Due to incorrect intelligence, the drone instead struck an outdoor cafe where Abdulrahman and several other young men had been eating. As the New York Times later reported, the fallout from the strike became a “public relations disaster” for the Obama administration, especially after unnamed officials said that Abdulrahman was 21 years old. In response, his family released his birth certificate, one that had been issued by the Colorado health department, which revealed his true age. Abdulrahman was 16.
A future where covert is the new normal

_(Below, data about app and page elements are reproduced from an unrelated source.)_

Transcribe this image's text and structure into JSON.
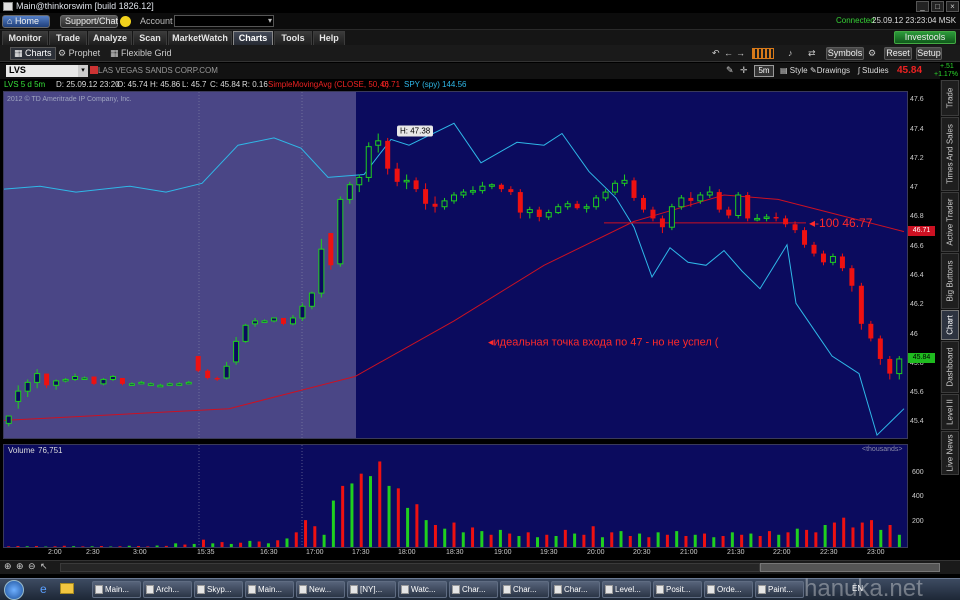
{
  "window": {
    "title": "Main@thinkorswim [build 1826.12]"
  },
  "account_bar": {
    "home": "Home",
    "support": "Support/Chat",
    "account_label": "Account",
    "connected": "Connected",
    "datetime": "25.09.12 23:23:04 MSK"
  },
  "main_tabs": [
    "Monitor",
    "Trade",
    "Analyze",
    "Scan",
    "MarketWatch",
    "Charts",
    "Tools",
    "Help"
  ],
  "active_tab": "Charts",
  "investools": "Investools",
  "subtabs": [
    "Charts",
    "Prophet",
    "Flexible Grid"
  ],
  "toolbar": {
    "symbols": "Symbols",
    "reset": "Reset",
    "setup": "Setup"
  },
  "symbol_bar": {
    "symbol": "LVS",
    "company": "LAS VEGAS SANDS CORP.COM",
    "period": "5m",
    "style": "Style",
    "drawings": "Drawings",
    "studies": "Studies",
    "last": "45.84",
    "change": "+.51",
    "change_pct": "+1.17%"
  },
  "info": {
    "symbol_period": "LVS 5 d 5m",
    "date": "D: 25.09.12 23:20",
    "open": "O: 45.74",
    "high": "H: 45.86",
    "low": "L: 45.7",
    "close": "C: 45.84",
    "range": "R: 0.16",
    "study": "SimpleMovingAvg (CLOSE, 50, 0)",
    "study_value": "46.71",
    "compare": "SPY (spy)",
    "compare_value": "144.56"
  },
  "copyright": "2012 © TD Ameritrade IP Company, Inc.",
  "annotations": {
    "high": "H: 47.38",
    "level": "-100 46.77",
    "entry": "идеальная точка входа по 47 - но не успел ("
  },
  "y_ticks": [
    "47.6",
    "47.4",
    "47.2",
    "47",
    "46.8",
    "46.6",
    "46.4",
    "46.2",
    "46",
    "45.8",
    "45.6",
    "45.4"
  ],
  "price_badges": {
    "sma": "46.71",
    "last": "45.84"
  },
  "volume": {
    "label": "Volume",
    "value": "76,751",
    "unit": "<thousands>",
    "ticks": [
      "600",
      "400",
      "200"
    ]
  },
  "x_ticks": [
    "2:00",
    "2:30",
    "3:00",
    "15:35",
    "16:30",
    "17:00",
    "17:30",
    "18:00",
    "18:30",
    "19:00",
    "19:30",
    "20:00",
    "20:30",
    "21:00",
    "21:30",
    "22:00",
    "22:30",
    "23:00"
  ],
  "side_tabs": [
    "Trade",
    "Times And Sales",
    "Active Trader",
    "Big Buttons",
    "Chart",
    "Dashboard",
    "Level II",
    "Live News"
  ],
  "active_side_tab": "Chart",
  "taskbar": {
    "items": [
      "Main...",
      "Arch...",
      "Skyp...",
      "Main...",
      "New...",
      "[NY]...",
      "Watc...",
      "Char...",
      "Char...",
      "Char...",
      "Level...",
      "Posit...",
      "Orde...",
      "Paint..."
    ],
    "lang": "EN",
    "watermark": "hanuka.net"
  },
  "colors": {
    "up": "#1fcf1f",
    "down": "#ee1111",
    "sma": "#cc1122",
    "spy": "#2fb8e8",
    "bg": "#0b0b5e",
    "premarket": "#4a4686",
    "annotation": "#ff2a2a"
  },
  "chart_data": {
    "type": "candlestick",
    "symbol": "LVS",
    "interval": "5m",
    "ylim": [
      45.3,
      47.65
    ],
    "x_tick_labels": [
      "2:00",
      "2:30",
      "3:00",
      "15:35",
      "16:30",
      "17:00",
      "17:30",
      "18:00",
      "18:30",
      "19:00",
      "19:30",
      "20:00",
      "20:30",
      "21:00",
      "21:30",
      "22:00",
      "22:30",
      "23:00"
    ],
    "candles": [
      [
        45.4,
        45.45,
        45.38,
        45.45,
        0
      ],
      [
        45.55,
        45.66,
        45.5,
        45.62,
        0
      ],
      [
        45.62,
        45.7,
        45.58,
        45.68,
        0
      ],
      [
        45.68,
        45.77,
        45.64,
        45.74,
        0
      ],
      [
        45.74,
        45.74,
        45.64,
        45.66,
        0
      ],
      [
        45.66,
        45.7,
        45.63,
        45.69,
        0
      ],
      [
        45.69,
        45.71,
        45.68,
        45.7,
        0
      ],
      [
        45.7,
        45.74,
        45.69,
        45.72,
        0
      ],
      [
        45.71,
        45.72,
        45.7,
        45.71,
        0
      ],
      [
        45.72,
        45.72,
        45.66,
        45.67,
        0
      ],
      [
        45.67,
        45.71,
        45.66,
        45.7,
        0
      ],
      [
        45.7,
        45.73,
        45.69,
        45.72,
        0
      ],
      [
        45.71,
        45.71,
        45.66,
        45.67,
        0
      ],
      [
        45.67,
        45.68,
        45.66,
        45.67,
        0
      ],
      [
        45.68,
        45.69,
        45.67,
        45.68,
        0
      ],
      [
        45.67,
        45.68,
        45.66,
        45.67,
        0
      ],
      [
        45.66,
        45.67,
        45.65,
        45.66,
        0
      ],
      [
        45.67,
        45.68,
        45.66,
        45.67,
        0
      ],
      [
        45.67,
        45.68,
        45.66,
        45.67,
        0
      ],
      [
        45.68,
        45.69,
        45.67,
        45.68,
        0
      ],
      [
        45.86,
        45.86,
        45.75,
        45.76,
        0
      ],
      [
        45.76,
        45.77,
        45.7,
        45.71,
        0
      ],
      [
        45.71,
        45.72,
        45.69,
        45.7,
        0
      ],
      [
        45.71,
        45.82,
        45.7,
        45.79,
        0
      ],
      [
        45.82,
        45.99,
        45.8,
        45.96,
        0
      ],
      [
        45.96,
        46.08,
        45.95,
        46.07,
        0
      ],
      [
        46.08,
        46.12,
        46.06,
        46.1,
        0
      ],
      [
        46.1,
        46.11,
        46.09,
        46.1,
        0
      ],
      [
        46.1,
        46.12,
        46.09,
        46.12,
        0
      ],
      [
        46.12,
        46.12,
        46.07,
        46.08,
        0
      ],
      [
        46.08,
        46.14,
        46.07,
        46.12,
        0
      ],
      [
        46.12,
        46.22,
        46.1,
        46.2,
        0
      ],
      [
        46.2,
        46.3,
        46.18,
        46.29,
        0
      ],
      [
        46.29,
        46.66,
        46.26,
        46.59,
        0
      ],
      [
        46.7,
        46.7,
        46.45,
        46.48,
        0
      ],
      [
        46.49,
        46.95,
        46.47,
        46.93,
        0
      ],
      [
        46.93,
        47.05,
        46.9,
        47.03,
        0
      ],
      [
        47.03,
        47.1,
        46.98,
        47.08,
        0
      ],
      [
        47.08,
        47.32,
        47.05,
        47.29,
        0
      ],
      [
        47.3,
        47.38,
        47.25,
        47.33,
        0
      ],
      [
        47.33,
        47.35,
        47.1,
        47.14,
        0
      ],
      [
        47.14,
        47.18,
        47.02,
        47.05,
        0
      ],
      [
        47.05,
        47.1,
        47.0,
        47.06,
        0
      ],
      [
        47.06,
        47.08,
        46.98,
        47.0,
        0
      ],
      [
        47.0,
        47.04,
        46.86,
        46.9,
        0
      ],
      [
        46.9,
        46.95,
        46.84,
        46.88,
        0
      ],
      [
        46.88,
        46.94,
        46.86,
        46.92,
        0
      ],
      [
        46.92,
        46.98,
        46.9,
        46.96,
        0
      ],
      [
        46.96,
        47.0,
        46.94,
        46.98,
        0
      ],
      [
        46.98,
        47.02,
        46.96,
        46.99,
        0
      ],
      [
        46.99,
        47.05,
        46.97,
        47.02,
        0
      ],
      [
        47.02,
        47.04,
        47.0,
        47.03,
        0
      ],
      [
        47.03,
        47.04,
        46.98,
        47.0,
        0
      ],
      [
        47.0,
        47.02,
        46.96,
        46.98,
        0
      ],
      [
        46.98,
        47.0,
        46.8,
        46.84,
        0
      ],
      [
        46.84,
        46.88,
        46.8,
        46.86,
        0
      ],
      [
        46.86,
        46.88,
        46.78,
        46.81,
        0
      ],
      [
        46.81,
        46.86,
        46.79,
        46.84,
        0
      ],
      [
        46.84,
        46.9,
        46.83,
        46.88,
        0
      ],
      [
        46.88,
        46.92,
        46.86,
        46.9,
        0
      ],
      [
        46.9,
        46.92,
        46.86,
        46.87,
        0
      ],
      [
        46.87,
        46.9,
        46.84,
        46.88,
        0
      ],
      [
        46.88,
        46.96,
        46.86,
        46.94,
        0
      ],
      [
        46.94,
        47.0,
        46.92,
        46.98,
        0
      ],
      [
        46.98,
        47.06,
        46.96,
        47.04,
        0
      ],
      [
        47.04,
        47.1,
        47.02,
        47.06,
        0
      ],
      [
        47.06,
        47.08,
        46.92,
        46.94,
        0
      ],
      [
        46.94,
        46.96,
        46.84,
        46.86,
        0
      ],
      [
        46.86,
        46.88,
        46.78,
        46.8,
        0
      ],
      [
        46.8,
        46.82,
        46.7,
        46.74,
        0
      ],
      [
        46.74,
        46.9,
        46.72,
        46.88,
        0
      ],
      [
        46.88,
        46.96,
        46.86,
        46.94,
        0
      ],
      [
        46.94,
        46.98,
        46.88,
        46.92,
        0
      ],
      [
        46.92,
        46.98,
        46.9,
        46.96,
        0
      ],
      [
        46.96,
        47.02,
        46.94,
        46.98,
        0
      ],
      [
        46.98,
        47.0,
        46.84,
        46.86,
        0
      ],
      [
        46.86,
        46.88,
        46.8,
        46.82,
        0
      ],
      [
        46.82,
        46.98,
        46.8,
        46.96,
        0
      ],
      [
        46.96,
        46.98,
        46.78,
        46.8,
        0
      ],
      [
        46.8,
        46.83,
        46.78,
        46.8,
        0
      ],
      [
        46.8,
        46.83,
        46.78,
        46.81,
        0
      ],
      [
        46.81,
        46.84,
        46.78,
        46.8,
        0
      ],
      [
        46.8,
        46.82,
        46.74,
        46.76,
        0
      ],
      [
        46.76,
        46.78,
        46.7,
        46.72,
        0
      ],
      [
        46.72,
        46.74,
        46.6,
        46.62,
        0
      ],
      [
        46.62,
        46.64,
        46.54,
        46.56,
        0
      ],
      [
        46.56,
        46.58,
        46.48,
        46.5,
        0
      ],
      [
        46.5,
        46.56,
        46.48,
        46.54,
        0
      ],
      [
        46.54,
        46.56,
        46.44,
        46.46,
        0
      ],
      [
        46.46,
        46.48,
        46.3,
        46.34,
        0
      ],
      [
        46.34,
        46.36,
        46.04,
        46.08,
        0
      ],
      [
        46.08,
        46.1,
        45.96,
        45.98,
        0
      ],
      [
        45.98,
        46.0,
        45.8,
        45.84,
        0
      ],
      [
        45.84,
        45.86,
        45.7,
        45.74,
        0
      ],
      [
        45.74,
        45.86,
        45.7,
        45.84,
        0
      ]
    ],
    "volume_ylim": [
      0,
      720
    ],
    "volume": [
      [
        5,
        0
      ],
      [
        8,
        0
      ],
      [
        6,
        1
      ],
      [
        8,
        0
      ],
      [
        4,
        1
      ],
      [
        6,
        0
      ],
      [
        10,
        0
      ],
      [
        7,
        1
      ],
      [
        5,
        0
      ],
      [
        6,
        1
      ],
      [
        8,
        0
      ],
      [
        4,
        1
      ],
      [
        6,
        0
      ],
      [
        10,
        1
      ],
      [
        8,
        0
      ],
      [
        5,
        0
      ],
      [
        12,
        1
      ],
      [
        9,
        0
      ],
      [
        30,
        1
      ],
      [
        20,
        0
      ],
      [
        25,
        1
      ],
      [
        60,
        0
      ],
      [
        30,
        1
      ],
      [
        40,
        0
      ],
      [
        25,
        1
      ],
      [
        35,
        0
      ],
      [
        50,
        1
      ],
      [
        45,
        0
      ],
      [
        30,
        1
      ],
      [
        55,
        0
      ],
      [
        70,
        1
      ],
      [
        120,
        0
      ],
      [
        220,
        0
      ],
      [
        170,
        0
      ],
      [
        100,
        1
      ],
      [
        380,
        1
      ],
      [
        500,
        0
      ],
      [
        520,
        1
      ],
      [
        600,
        0
      ],
      [
        580,
        1
      ],
      [
        700,
        0
      ],
      [
        500,
        1
      ],
      [
        480,
        0
      ],
      [
        320,
        1
      ],
      [
        350,
        0
      ],
      [
        220,
        1
      ],
      [
        180,
        0
      ],
      [
        150,
        1
      ],
      [
        200,
        0
      ],
      [
        120,
        1
      ],
      [
        160,
        0
      ],
      [
        130,
        1
      ],
      [
        100,
        0
      ],
      [
        140,
        1
      ],
      [
        110,
        0
      ],
      [
        90,
        1
      ],
      [
        120,
        0
      ],
      [
        80,
        1
      ],
      [
        100,
        0
      ],
      [
        90,
        1
      ],
      [
        140,
        0
      ],
      [
        110,
        1
      ],
      [
        100,
        0
      ],
      [
        170,
        0
      ],
      [
        80,
        1
      ],
      [
        120,
        0
      ],
      [
        130,
        1
      ],
      [
        90,
        0
      ],
      [
        110,
        1
      ],
      [
        80,
        0
      ],
      [
        120,
        1
      ],
      [
        100,
        0
      ],
      [
        130,
        1
      ],
      [
        90,
        0
      ],
      [
        100,
        1
      ],
      [
        110,
        0
      ],
      [
        80,
        1
      ],
      [
        90,
        0
      ],
      [
        120,
        1
      ],
      [
        100,
        0
      ],
      [
        110,
        1
      ],
      [
        90,
        0
      ],
      [
        130,
        0
      ],
      [
        100,
        1
      ],
      [
        120,
        0
      ],
      [
        150,
        1
      ],
      [
        140,
        0
      ],
      [
        120,
        0
      ],
      [
        180,
        1
      ],
      [
        200,
        0
      ],
      [
        240,
        0
      ],
      [
        160,
        0
      ],
      [
        200,
        0
      ],
      [
        220,
        0
      ],
      [
        140,
        1
      ],
      [
        180,
        0
      ],
      [
        100,
        1
      ]
    ],
    "sma": [
      [
        0,
        45.42
      ],
      [
        0.25,
        45.5
      ],
      [
        0.39,
        45.72
      ],
      [
        0.5,
        46.1
      ],
      [
        0.6,
        46.48
      ],
      [
        0.7,
        46.78
      ],
      [
        0.8,
        46.96
      ],
      [
        0.86,
        46.93
      ],
      [
        0.93,
        46.82
      ],
      [
        1,
        46.71
      ]
    ],
    "spy_overlay": [
      [
        0,
        47
      ],
      [
        0.04,
        47.02
      ],
      [
        0.08,
        46.98
      ],
      [
        0.14,
        47.02
      ],
      [
        0.18,
        46.98
      ],
      [
        0.22,
        47.04
      ],
      [
        0.26,
        47.3
      ],
      [
        0.3,
        47.35
      ],
      [
        0.33,
        47.28
      ],
      [
        0.36,
        47.08
      ],
      [
        0.4,
        47.1
      ],
      [
        0.43,
        47.34
      ],
      [
        0.45,
        47.3
      ],
      [
        0.5,
        47.45
      ],
      [
        0.53,
        47.18
      ],
      [
        0.57,
        47.32
      ],
      [
        0.6,
        47.3
      ],
      [
        0.62,
        47.38
      ],
      [
        0.65,
        47.12
      ],
      [
        0.68,
        46.94
      ],
      [
        0.7,
        46.74
      ],
      [
        0.72,
        46.4
      ],
      [
        0.74,
        46.6
      ],
      [
        0.76,
        46.5
      ],
      [
        0.78,
        46.48
      ],
      [
        0.8,
        46.58
      ],
      [
        0.82,
        46.44
      ],
      [
        0.84,
        46.32
      ],
      [
        0.87,
        46.62
      ],
      [
        0.88,
        46.22
      ],
      [
        0.9,
        46.04
      ],
      [
        0.92,
        45.86
      ],
      [
        0.95,
        45.74
      ],
      [
        0.97,
        45.32
      ],
      [
        1,
        45.5
      ]
    ]
  }
}
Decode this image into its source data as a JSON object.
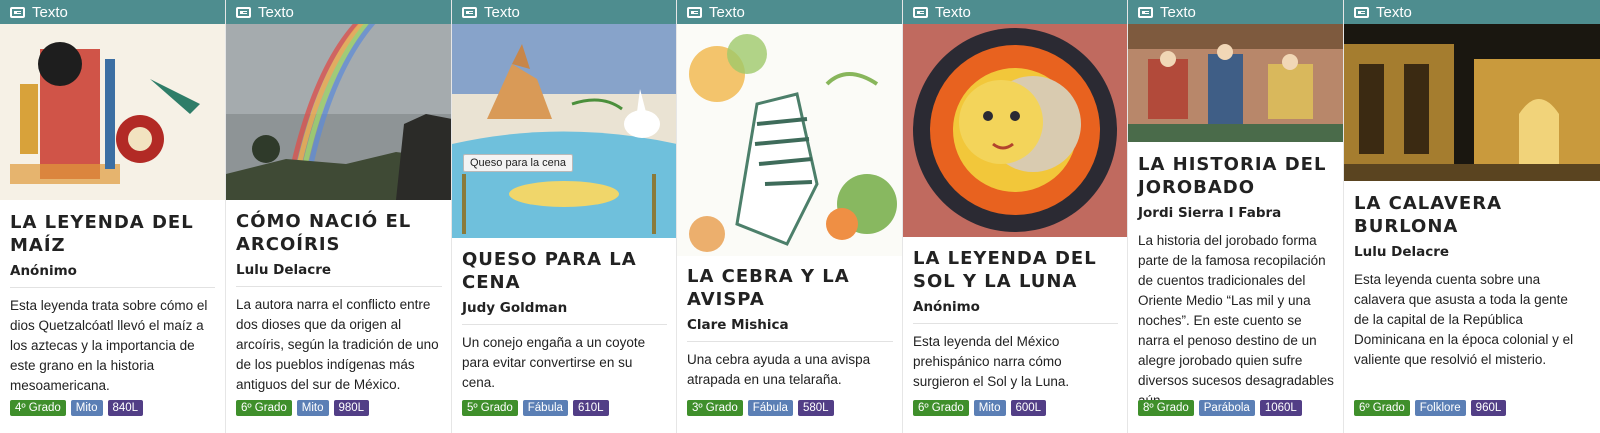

For Scahill, Abdulrahman’s death points to an American foreign and military policy that has gone off the rails. “He was killed not for who he was,” Scahill says towards the end of the film, “but for who he one day might become.”
To be fair, that is one man’s opinion, one based on Scahill’s travels to Yemen and his deep experience reporting on JSOC and the American military. In the end, though, “Dirty Wars” is not, at its core, a movie about apportioning blame, nor is it an academic lecture on the facts and figures of the changing profile of the American military. It is more like an invitation to conversation, or perhaps reflection, one that is made all the more powerful because it is framed through the personal journey of one man.
When presented with the enormous, quasi-unanswerable questions about power, war and justice that “Dirty Wars” posits, any viewer’s natural reaction might be to simply disengage from the material. Scahill’s tenacity, his refusal to disengage from an issue that is disturbing and morally ambiguous even in the face of personal peril and a lack of cooperation from those in the corridors of power, make his reporting–and his analysis of American politics and policy–so compelling. We are certainly not all brave enough to venture into danger in search of the truth. What we can do, though, is pay close attention to those who are.
As “Dirty Wars” demonstrates, once we allow our eyes to be opened, we may discover that we are very blind indeed.